  2. Yeah, this wasn’t “seduction”, it was flat out, premeditated rape.

  3. A.J. Sutter says:

    I’m not condoning what Polanski allegedly did, but the surprise or objections expressed in other countries are not necessarily based on Polanki’s social or artistic status. Here in Japan, for example, people find (e) to be especially important. Your interpretation of this factor is based on very American notions of deterrence and ‘making an example’, whereas in other cultures the notion of punishment is more focused on the specific malfeasor, his or her actions, and their impact on the victim.

  4. You don’t have to use “allegedly” once somebody has confessed. You can just say it right out: Polanski is a rapist.

  5. Alice says:

    Thank you for a terrific posting that clearly and succinctly captures the issues of this case, although I agree with other comments that “seduced” should be replaced with “rape.” While it is understandable that the victim would like for this to go away, Polanski should be held responsible for his crime. The things that have happened to him in his life are horrific, but these wrongs don’t make a right. It was – to say the least – viciously misguided and cowardly for him to turn his anger on a thirteen year old girl.

  6. And Steve Lopez largely agrees with you in today’s Times:
    “Polanski’s defenders lose sight of the true victim” Here: http://www.latimes.com/news/local/la-me-lopez30-2009sep30,0,1671827,full.column

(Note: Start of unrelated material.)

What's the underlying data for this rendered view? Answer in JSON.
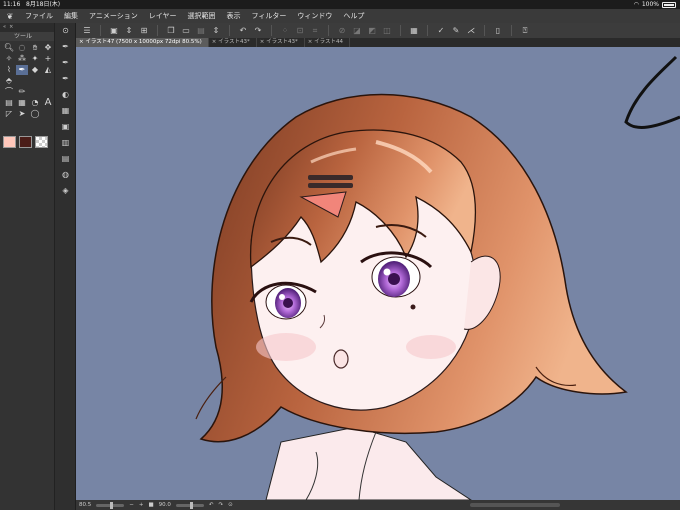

  7. Jon Siegel says:

    Thanks to all for these comments. I agree that the word “seduced” was not well chosen.

  8. Ed says:

    It has been a very long time (30+) years since I saw a photo of that 13 yr old. If we are going to arrest folks, start with whoever dressed her up and put makeup on her to make her look like an adult babe. She was beautiful. Quit presenting children as beautiful sex objects, as was done with her.

  9. Ed,

    You implied that those who made her look beautiful are to blame; I disagree. The problem when adults have sex with minors is not that they should have found children unattractive, but that they should have found children emotionally unfit to consent to sex, especially to sex with a manipulative adult. Minors do not have fully developed frontal lobes; they are unable to properly assess risk and thus are unable to consent.

    That is why it is not morally or legally okay to rape a woman who was intoxicated or mentally handicapped for any reason, regardless of whether she was “darn hot” or wearing make-up or “clearly asking for it.” You can find a person attractive and yet recognize that if that person is unable to fully understand their actions, they are unfit to consent to sexual activity.

    Because the view is so prevalent in Western culture and many others, I understand why you would think that attractiveness is what should drive sexual decisions. But this is exactly the view that oppresses women into covering themselves up from the world; just because you look attractive doesn’t mean you consent to sexual advances. This view is the reason I often do not wear make-up and heels; men will make advances if one does. But that doesn’t make it right. I want to be able to wear make-up and heels for my own purposes without fearing that someone will sexually harass me.

    Until the view changes that sex appeal = consent, women will fear harassment. Please keep in your mind that consent can only come from affirmative, informed statements from a mentally and emotionally fit individual.